In their statement, the African Development Bank (AfDB), Asian Development Bank (ADB), CAF-Development Bank of Latin America (CAF), European Bank for Reconstruction and Development (EBRD), European Investment Bank (EIB), Inter-American Development Bank (IDB), Islamic Development Bank (ISDB), and the World Bank (WB) pledged to speed up action on:
Climate Finance: MDBs have recently committed to substantially increase financing for climate change mitigation and adaptation over the next few years. Transport is expected to play a key role in that commitment.
Low-carbon Transport Solutions: The MDBs will increase their focus on low-carbon transport solutions and will continue to harmonize tools and metrics to assess transport-related GHG emissions.
Adaptation: The MDBs will jointly develop a systematic approach to mainstream climate resilience in transport policies, plans and investments.
Oil and gas companies get a ton of subsidies from governments which holds back the adoption of renewable energy. In most countries, the gas industry is supported by policies encourage car use and other related infrastructure decisions. Sometimes, like in Morocco, fuel is directly subsidized and recently the country found that it was just too expensive to augment the market so bluntly.
Morocco should be held up as a ‘poster child’ for effective green policymaking, according to the World Bank’s top climate official.
Speaking at an environmental meeting in Pori, Finland, Rachel Kyte said the Rabat government’s recent decision to cut tax breaks for petrol and gas used a template other developing nations could follow.
“What Morocco did was remove subsidies on fossil fuels, because they couldn’t afford it, not because they had a big climate goal, but because they couldn’t afford the subsidies,” she said.
“Then they started to incentivise investments in renewable energy, domestic and foreign.”
Triple-bottom line companies and other terms that describe companies that focus on more than just profit keep coming. The most recent is what is no referred to as the purpose economy in a new book. The idea is that as we run out of resources on the planet we need to refocus how we measure and talk about economic success.
A generation of Purpose Economy pioneers, like Whole Foods Market’s John Mackey and Virgin’s Richard Branson, are challenging others to follow their lead and to create new frameworks both to do well and to do good, which raises the bar for the business community and turns successful theories into movements.

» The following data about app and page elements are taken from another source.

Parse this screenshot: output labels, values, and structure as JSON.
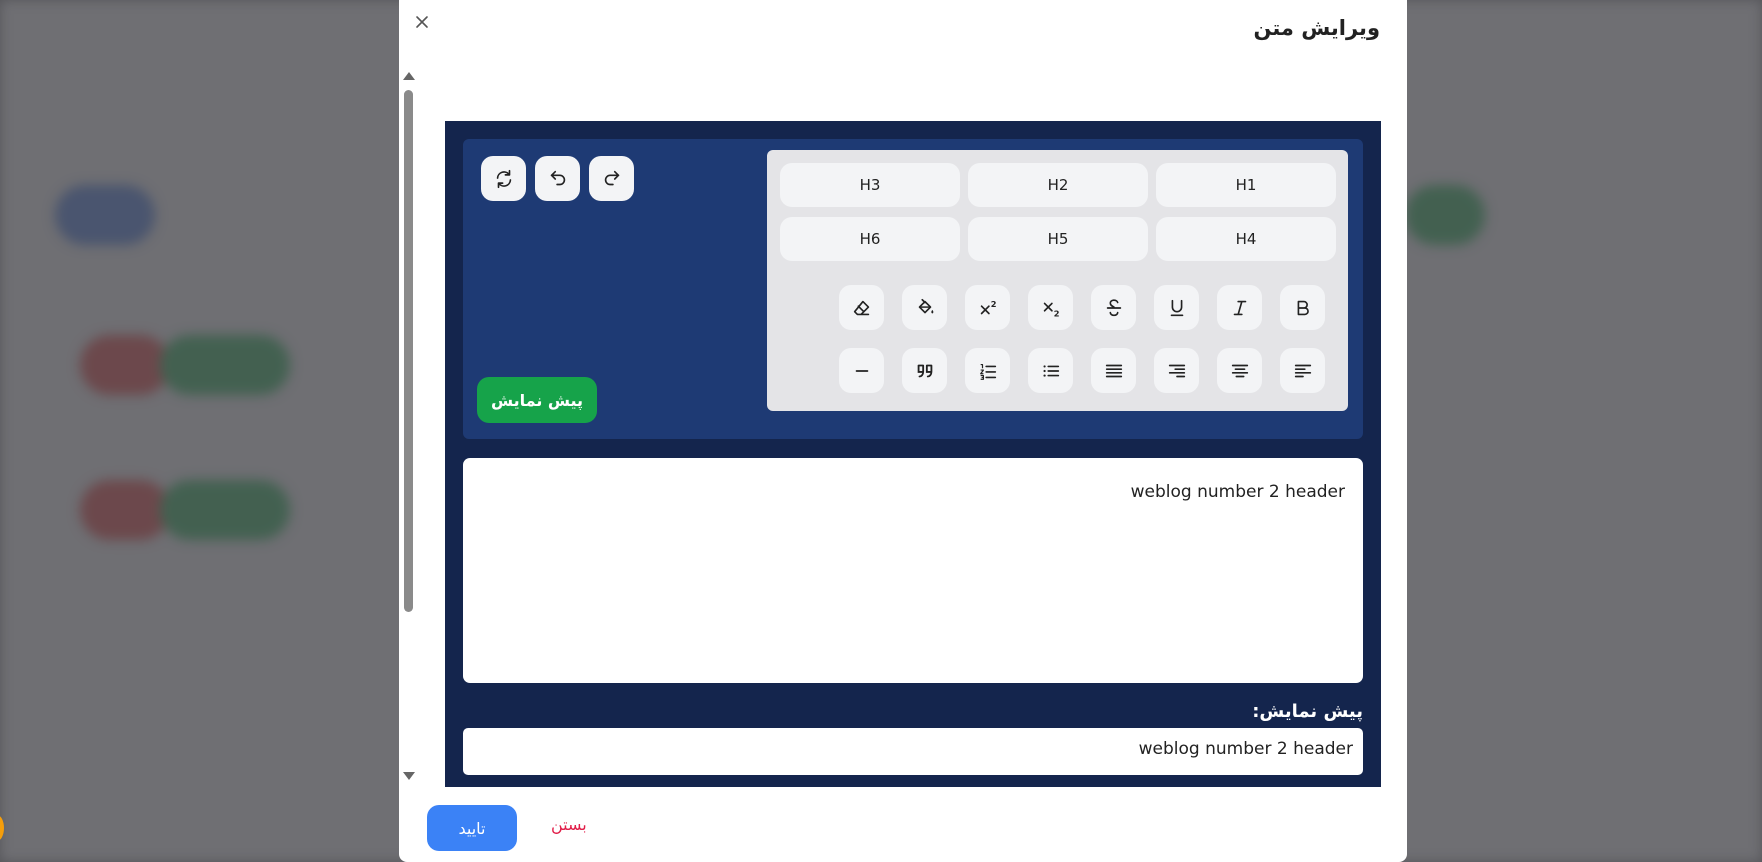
{
  "modal": {
    "title": "ویرایش متن",
    "close_icon": "close-icon"
  },
  "toolbar": {
    "headings": [
      "H1",
      "H2",
      "H3",
      "H4",
      "H5",
      "H6"
    ],
    "format_icons": [
      "bold-icon",
      "italic-icon",
      "underline-icon",
      "strikethrough-icon",
      "subscript-icon",
      "superscript-icon",
      "fill-color-icon",
      "eraser-icon"
    ],
    "align_icons": [
      "align-left-icon",
      "align-center-icon",
      "align-right-icon",
      "align-justify-icon",
      "bullet-list-icon",
      "numbered-list-icon",
      "quote-icon",
      "horizontal-rule-icon"
    ],
    "history_icons": [
      "redo-icon",
      "undo-icon",
      "refresh-icon"
    ],
    "preview_button": "پیش نمایش"
  },
  "editor": {
    "content": "weblog number 2 header"
  },
  "preview": {
    "label": "پیش نمایش:",
    "content": "weblog number 2 header"
  },
  "footer": {
    "confirm": "تایید",
    "close": "بستن"
  },
  "colors": {
    "editor_bg": "#14254d",
    "toolbar_bg": "#1e3a74",
    "preview_button": "#16a34a",
    "confirm_button": "#3b82f6",
    "close_link": "#e11d48"
  }
}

Richard Branson launched the B Team, a coalition aiming to go beyond traditional corporate social responsibility, and instead embrace what they call Plan B: “a plan that puts people and the planet alongside profit.” John Mackey and his team are promoting a new model for business he calls Conscious Capitalism, which inspired his book of the same name.
Other large corporations have shown signs of new, purpose-focused frameworks as well. Some of the most traditional companies like Deloitte and Pepsi have started to put their toes in the water, as their leaders recognize that while they can’t change overnight, they can develop long-term visions to make purpose a priority. In light of this, they have taken proactive and prudent steps in that direction. Pepsi’s CEO Indra Nooyi has framed their north star as “performance with purpose” and begun to make “healthy eats” and the environment core to their success. Deloitte, a consultancy with 200,000 employees around the globe, has made it a priority to embrace a culture of purpose, realizing that successful companies must be “keenly aware of the purpose they fulfill for clients, employees, community, and other groups,” and they have integrated those goals into their business’s core activities.